§ Work task: Find the string "address" in the listing and report every line that has it.

§ Records for the task:
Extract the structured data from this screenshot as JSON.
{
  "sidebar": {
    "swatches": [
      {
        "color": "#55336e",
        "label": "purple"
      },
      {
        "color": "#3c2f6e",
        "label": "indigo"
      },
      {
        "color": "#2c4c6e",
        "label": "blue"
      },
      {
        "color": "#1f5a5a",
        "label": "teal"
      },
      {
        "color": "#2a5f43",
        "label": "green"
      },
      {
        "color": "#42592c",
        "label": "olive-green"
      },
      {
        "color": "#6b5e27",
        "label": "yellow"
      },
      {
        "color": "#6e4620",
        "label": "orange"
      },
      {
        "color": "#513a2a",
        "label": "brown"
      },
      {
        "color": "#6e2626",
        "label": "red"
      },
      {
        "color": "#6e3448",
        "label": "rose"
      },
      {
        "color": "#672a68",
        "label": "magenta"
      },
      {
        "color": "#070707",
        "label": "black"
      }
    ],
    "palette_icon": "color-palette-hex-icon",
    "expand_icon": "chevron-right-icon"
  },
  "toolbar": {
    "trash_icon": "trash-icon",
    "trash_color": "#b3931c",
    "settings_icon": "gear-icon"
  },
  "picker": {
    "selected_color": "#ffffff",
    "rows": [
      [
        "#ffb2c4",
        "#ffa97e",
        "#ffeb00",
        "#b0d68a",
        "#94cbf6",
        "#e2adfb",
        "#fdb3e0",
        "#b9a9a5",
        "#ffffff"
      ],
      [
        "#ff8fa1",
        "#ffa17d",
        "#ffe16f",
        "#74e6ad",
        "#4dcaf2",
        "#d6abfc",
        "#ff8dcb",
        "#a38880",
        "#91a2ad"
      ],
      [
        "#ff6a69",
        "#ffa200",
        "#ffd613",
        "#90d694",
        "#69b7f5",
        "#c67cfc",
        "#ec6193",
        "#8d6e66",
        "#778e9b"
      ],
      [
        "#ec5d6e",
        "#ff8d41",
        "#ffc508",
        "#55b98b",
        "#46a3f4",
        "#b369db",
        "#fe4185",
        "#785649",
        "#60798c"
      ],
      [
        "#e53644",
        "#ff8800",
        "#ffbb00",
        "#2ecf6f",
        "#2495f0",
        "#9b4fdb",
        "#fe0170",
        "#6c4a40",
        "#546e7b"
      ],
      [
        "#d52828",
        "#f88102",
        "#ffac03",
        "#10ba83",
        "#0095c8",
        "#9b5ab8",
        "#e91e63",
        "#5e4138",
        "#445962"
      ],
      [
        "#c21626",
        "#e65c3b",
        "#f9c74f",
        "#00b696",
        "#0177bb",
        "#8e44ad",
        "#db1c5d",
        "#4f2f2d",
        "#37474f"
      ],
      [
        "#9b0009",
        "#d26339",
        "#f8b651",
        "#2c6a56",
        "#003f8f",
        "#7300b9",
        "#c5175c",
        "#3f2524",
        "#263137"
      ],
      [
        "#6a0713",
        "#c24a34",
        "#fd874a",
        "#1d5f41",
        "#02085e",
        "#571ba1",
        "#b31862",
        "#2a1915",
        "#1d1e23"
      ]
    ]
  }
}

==

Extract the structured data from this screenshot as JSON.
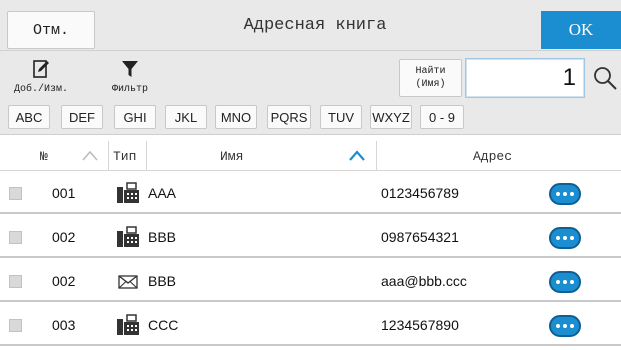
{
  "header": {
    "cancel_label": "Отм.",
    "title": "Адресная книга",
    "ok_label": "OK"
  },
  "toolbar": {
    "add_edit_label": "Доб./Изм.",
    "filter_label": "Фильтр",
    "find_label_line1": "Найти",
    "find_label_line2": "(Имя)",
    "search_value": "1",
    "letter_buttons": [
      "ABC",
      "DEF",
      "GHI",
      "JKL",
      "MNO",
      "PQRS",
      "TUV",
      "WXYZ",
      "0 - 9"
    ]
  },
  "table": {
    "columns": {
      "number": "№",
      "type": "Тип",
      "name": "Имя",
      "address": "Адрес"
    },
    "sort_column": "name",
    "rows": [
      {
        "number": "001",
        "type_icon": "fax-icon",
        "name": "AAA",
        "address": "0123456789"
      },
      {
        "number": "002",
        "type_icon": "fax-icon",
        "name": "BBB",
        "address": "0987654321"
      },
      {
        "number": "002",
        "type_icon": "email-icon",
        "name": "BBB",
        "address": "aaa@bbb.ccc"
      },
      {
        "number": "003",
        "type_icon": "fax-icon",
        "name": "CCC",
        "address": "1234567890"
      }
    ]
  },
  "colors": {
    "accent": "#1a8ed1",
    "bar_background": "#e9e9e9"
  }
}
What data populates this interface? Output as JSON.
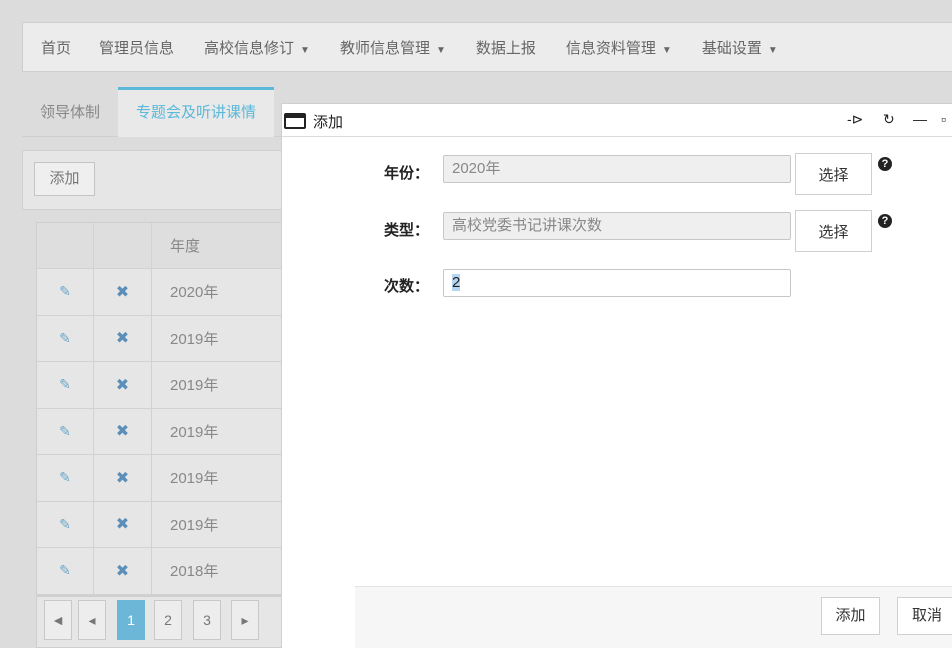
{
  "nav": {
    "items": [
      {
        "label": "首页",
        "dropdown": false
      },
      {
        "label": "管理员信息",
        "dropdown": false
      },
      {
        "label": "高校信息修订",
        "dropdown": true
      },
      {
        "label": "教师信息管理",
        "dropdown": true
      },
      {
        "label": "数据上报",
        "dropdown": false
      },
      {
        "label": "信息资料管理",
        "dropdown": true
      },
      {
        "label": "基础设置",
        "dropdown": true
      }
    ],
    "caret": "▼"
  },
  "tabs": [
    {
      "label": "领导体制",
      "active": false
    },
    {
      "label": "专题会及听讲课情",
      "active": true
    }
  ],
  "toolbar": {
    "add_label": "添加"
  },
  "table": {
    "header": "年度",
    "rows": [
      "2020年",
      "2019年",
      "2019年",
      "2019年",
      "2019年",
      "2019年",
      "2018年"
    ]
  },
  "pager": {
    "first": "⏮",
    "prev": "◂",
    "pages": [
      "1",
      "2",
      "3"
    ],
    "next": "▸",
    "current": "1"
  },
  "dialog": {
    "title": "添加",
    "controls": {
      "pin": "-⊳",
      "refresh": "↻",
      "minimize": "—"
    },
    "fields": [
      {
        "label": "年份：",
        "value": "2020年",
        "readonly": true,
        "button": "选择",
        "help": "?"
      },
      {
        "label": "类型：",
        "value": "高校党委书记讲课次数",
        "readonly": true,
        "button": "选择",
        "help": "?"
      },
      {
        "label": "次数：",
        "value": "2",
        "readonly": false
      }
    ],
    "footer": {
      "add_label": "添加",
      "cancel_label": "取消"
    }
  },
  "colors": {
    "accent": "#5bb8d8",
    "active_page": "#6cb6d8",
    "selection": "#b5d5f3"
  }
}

§ Written reply:
      "address": "Адрес"
        "address": "0123456789"
        "address": "0987654321"
        "address": "aaa@bbb.ccc"
        "address": "1234567890"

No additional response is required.